The brother in turn blesses the sister and promises to protect her from the
evils of the world. He gifts something to her as a token of his love and
affection. The rituals may differ a little from region to region but
generally carry the same aura.
Rakhi: The Thread of Love
Any Indian festival is incomplete without the typical Indian
festivities, the gatherings, celebrations, exchange of sweets and gifts,
lots of noise, singing and dancing. Festivals are the celebration of
togetherness the celebrations of being on of the family. Festival of Rakhi
or Raksha Bandhan is one such major occasion.
It is the celebration of brothers and sisters. It is one festival that
primarily belongs to the North and Western regions of India but celebrated
throughout the country with the same verve. Regional celebrations may be
different but Raksha bandhan has become an integral part of those customs
As per the traditions, the sister on this day prepares the pooja thali with
diya, roli, chawal and rakhis. She worships the deities, ties Rakhi to the
brother(s) and wishes for their well being. The brother in turn acknowledges
the love with a promise to be by the sisters' side through the thick and
thin and gives her a token gift.
The festival has been celebrated in the same way with the same traditions
for centuries. Only the means have changed with the changing lifestyles.
This too to make the celebrations more elaborate.
This is the day that still pulls the siblings together. The increasing
physical distances evoke the desire to be together even more. They try to
reach out to each other on the Raksha Bandhan day. The joyous meeting, the
rare family get-together, that erstwhile feeling of brotherhood and
sisterhood calls for a massive celebration.
The sisters tie that thread of love to their brothers amongst chanting of
mantras, put roli and rice on his forehead and pray for his well being. She
bestows him with gifts and blessings. The brother also wishes her a good
life and pledges to take care of her. He gives her a return gift. The gift
is the physical acceptance of her love, reminder of their togethernesp and a
symbol of his pledge. The legends and the reference in history repeated, the
significance of the festival is emphasized.
Well that is kind of an end to the rituals but the celebrations actually
start after that. For the parents, it is a family reunion. Tasty dishes,
wonderful sweets, exchange of gifts and sharing of past experiences.
For those who are not able to visit each other, rakhi cards and e rakhis and

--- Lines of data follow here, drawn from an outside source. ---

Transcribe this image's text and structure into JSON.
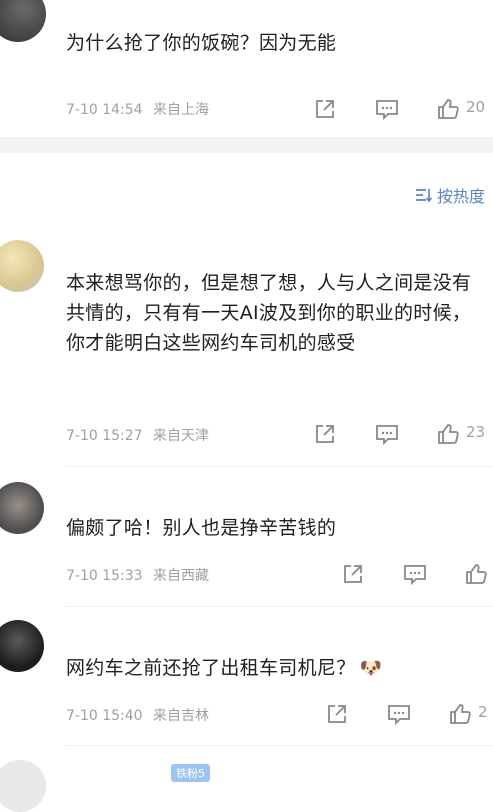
{
  "sort": {
    "label": "按热度"
  },
  "comments": [
    {
      "text": "为什么抢了你的饭碗？因为无能",
      "time": "7-10 14:54",
      "location": "来自上海",
      "likes": "20"
    },
    {
      "text": "本来想骂你的，但是想了想，人与人之间是没有共情的，只有有一天AI波及到你的职业的时候，你才能明白这些网约车司机的感受",
      "time": "7-10 15:27",
      "location": "来自天津",
      "likes": "23"
    },
    {
      "text": "偏颇了哈！别人也是挣辛苦钱的",
      "time": "7-10 15:33",
      "location": "来自西藏",
      "likes": ""
    },
    {
      "text": "网约车之前还抢了出租车司机尼？",
      "emoji": "🐶",
      "time": "7-10 15:40",
      "location": "来自吉林",
      "likes": "2"
    }
  ],
  "badge": {
    "label": "铁粉5"
  },
  "colors": {
    "accent": "#5a84c7",
    "meta": "#a0a0a0",
    "band": "#f3f3f3"
  },
  "icons": [
    "share-icon",
    "reply-icon",
    "like-icon",
    "sort-icon"
  ]
}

rakhis through mails perform the part of communicating the rakhi messages.
Hand made rakhis and self-made rakhi cards are just a representation of the
personal feelings of the siblings.